Find "Give me the" in the material below, then write out that line and every line after it exactly, ending with the last one; skip the pictures.

-*-

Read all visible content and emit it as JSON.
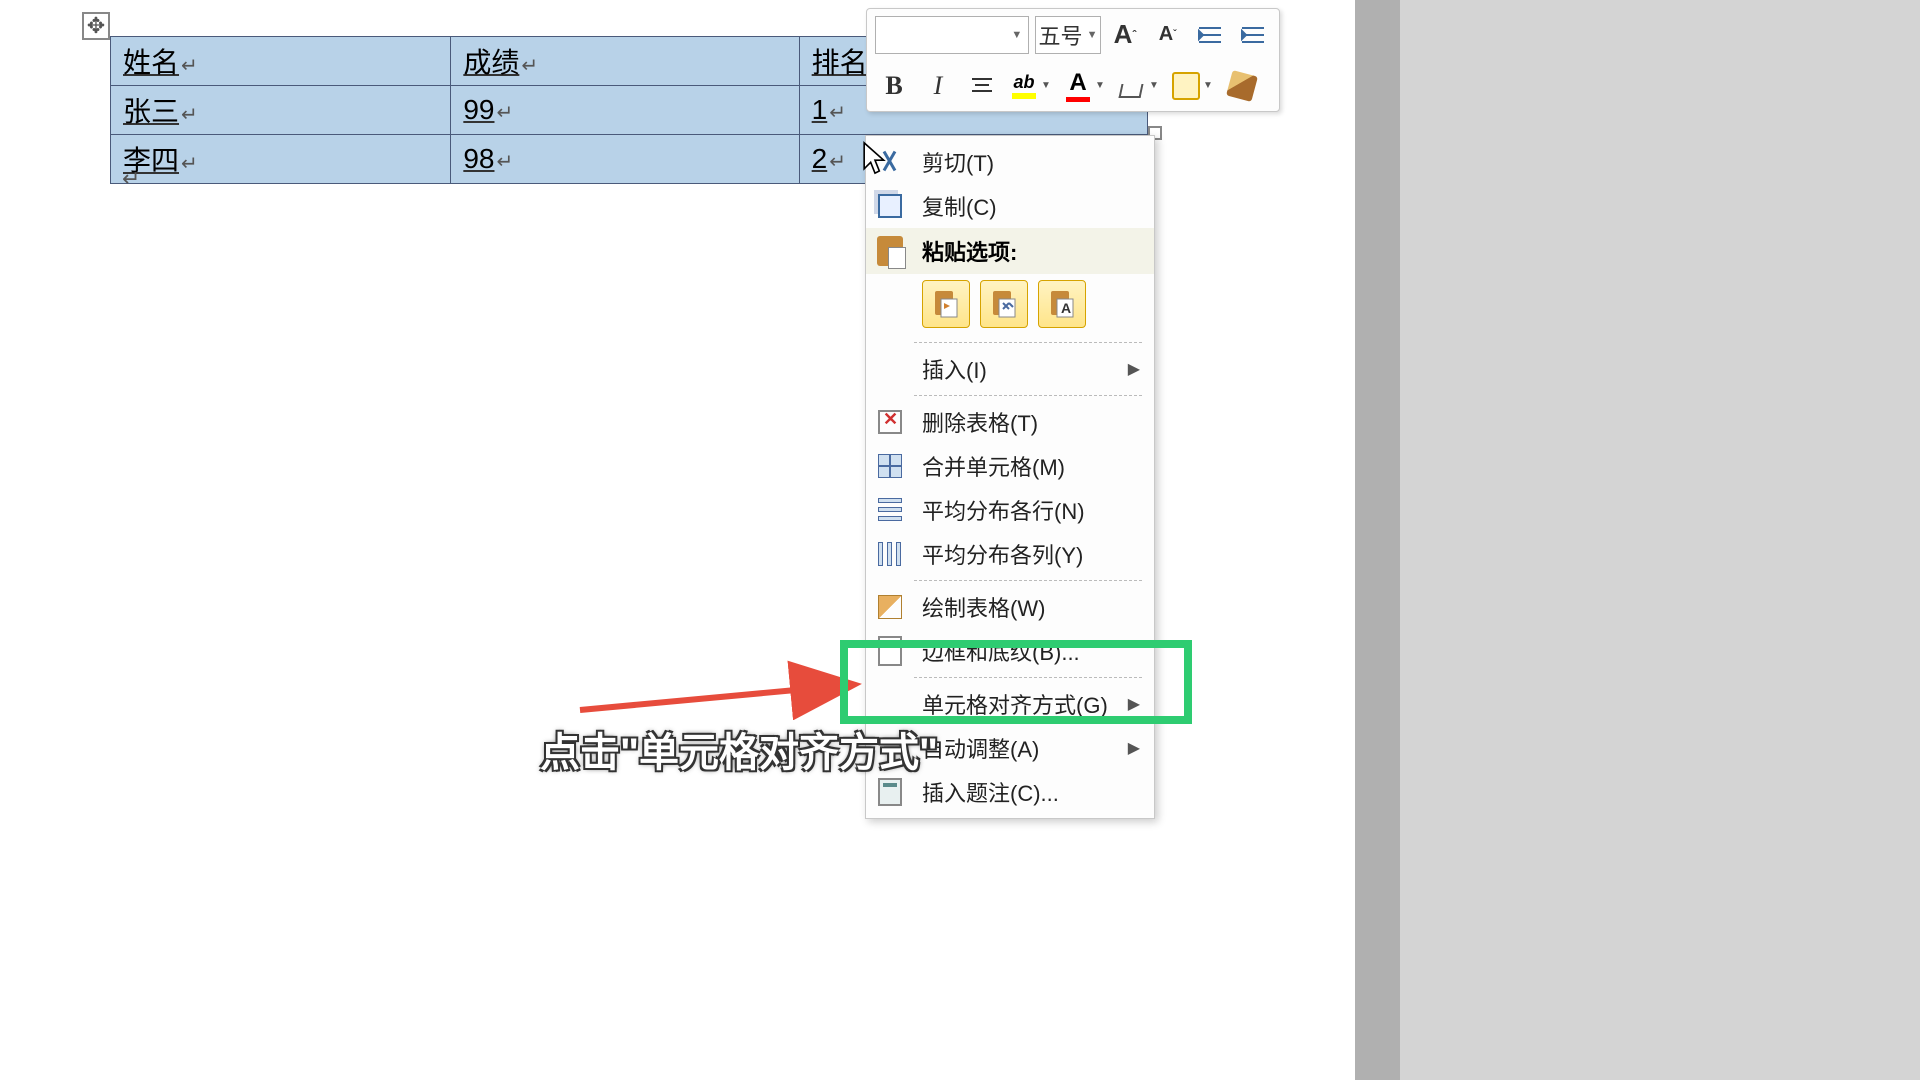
{
  "table": {
    "headers": [
      "姓名",
      "成绩",
      "排名"
    ],
    "rows": [
      [
        "张三",
        "99",
        "1"
      ],
      [
        "李四",
        "98",
        "2"
      ]
    ]
  },
  "mini_toolbar": {
    "font_name": "",
    "font_size": "五号",
    "bold": "B",
    "italic": "I",
    "font_color_letter": "A",
    "highlight_label": "ab",
    "grow_font": "A",
    "shrink_font": "A"
  },
  "context_menu": {
    "cut": "剪切(T)",
    "copy": "复制(C)",
    "paste_header": "粘贴选项:",
    "paste_opts": [
      "",
      "",
      "A"
    ],
    "insert": "插入(I)",
    "delete_table": "删除表格(T)",
    "merge_cells": "合并单元格(M)",
    "distribute_rows": "平均分布各行(N)",
    "distribute_cols": "平均分布各列(Y)",
    "draw_table": "绘制表格(W)",
    "borders_shading": "边框和底纹(B)...",
    "cell_alignment": "单元格对齐方式(G)",
    "autofit": "自动调整(A)",
    "insert_caption": "插入题注(C)..."
  },
  "caption": "点击\"单元格对齐方式\""
}
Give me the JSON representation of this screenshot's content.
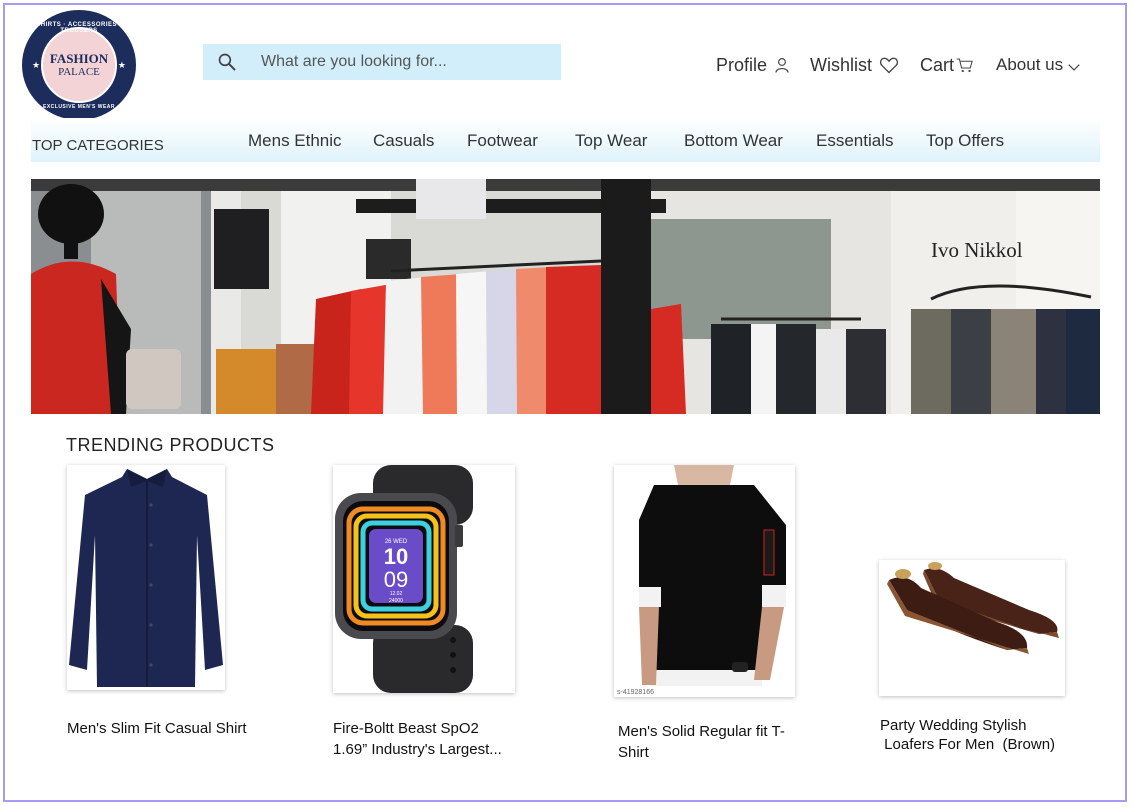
{
  "brand": {
    "name": "FASHION",
    "sub": "PALACE",
    "tagline_top": "SHIRTS · ACCESSORIES · TROUSERS",
    "tagline_bottom": "EXCLUSIVE MEN'S WEAR"
  },
  "search": {
    "placeholder": "What are you looking for..."
  },
  "header_nav": {
    "profile": "Profile",
    "wishlist": "Wishlist",
    "cart": "Cart",
    "about": "About us"
  },
  "categories": {
    "title": "TOP CATEGORIES",
    "items": [
      "Mens Ethnic",
      "Casuals",
      "Footwear",
      "Top Wear",
      "Bottom Wear",
      "Essentials",
      "Top Offers"
    ]
  },
  "hero": {
    "store_sign": "Ivo Nikkol"
  },
  "trending": {
    "title": "TRENDING  PRODUCTS",
    "products": [
      {
        "name_line1": "Men's Slim Fit Casual Shirt",
        "name_line2": ""
      },
      {
        "name_line1": "Fire-Boltt Beast SpO2",
        "name_line2": "1.69” Industry's Largest..."
      },
      {
        "name_line1": "Men's Solid Regular fit T-",
        "name_line2": "Shirt"
      },
      {
        "name_line1": "Party Wedding Stylish",
        "name_line2": " Loafers For Men  (Brown)"
      }
    ],
    "watch_face": {
      "date": "26 WED",
      "hour": "10",
      "minute": "09",
      "stat1": "12.02",
      "stat2": "24000"
    },
    "tshirt_code": "s-41928166"
  },
  "colors": {
    "frame": "#a49cf0",
    "search_bg": "#d3eefb",
    "logo_navy": "#1c2d5c",
    "logo_pink": "#f3d3d6"
  }
}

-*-

## SOLUTION FOR THIS EXERCISE
Give me the JSON representation of this screenshot's content.
{
  "brand": {
    "name": "FASHION",
    "sub": "PALACE",
    "tagline_top": "SHIRTS · ACCESSORIES · TROUSERS",
    "tagline_bottom": "EXCLUSIVE MEN'S WEAR"
  },
  "search": {
    "placeholder": "What are you looking for..."
  },
  "header_nav": {
    "profile": "Profile",
    "wishlist": "Wishlist",
    "cart": "Cart",
    "about": "About us"
  },
  "categories": {
    "title": "TOP CATEGORIES",
    "items": [
      "Mens Ethnic",
      "Casuals",
      "Footwear",
      "Top Wear",
      "Bottom Wear",
      "Essentials",
      "Top Offers"
    ]
  },
  "hero": {
    "store_sign": "Ivo Nikkol"
  },
  "trending": {
    "title": "TRENDING  PRODUCTS",
    "products": [
      {
        "name_line1": "Men's Slim Fit Casual Shirt",
        "name_line2": ""
      },
      {
        "name_line1": "Fire-Boltt Beast SpO2",
        "name_line2": "1.69” Industry's Largest..."
      },
      {
        "name_line1": "Men's Solid Regular fit T-",
        "name_line2": "Shirt"
      },
      {
        "name_line1": "Party Wedding Stylish",
        "name_line2": " Loafers For Men  (Brown)"
      }
    ],
    "watch_face": {
      "date": "26 WED",
      "hour": "10",
      "minute": "09",
      "stat1": "12.02",
      "stat2": "24000"
    },
    "tshirt_code": "s-41928166"
  },
  "colors": {
    "frame": "#a49cf0",
    "search_bg": "#d3eefb",
    "logo_navy": "#1c2d5c",
    "logo_pink": "#f3d3d6"
  }
}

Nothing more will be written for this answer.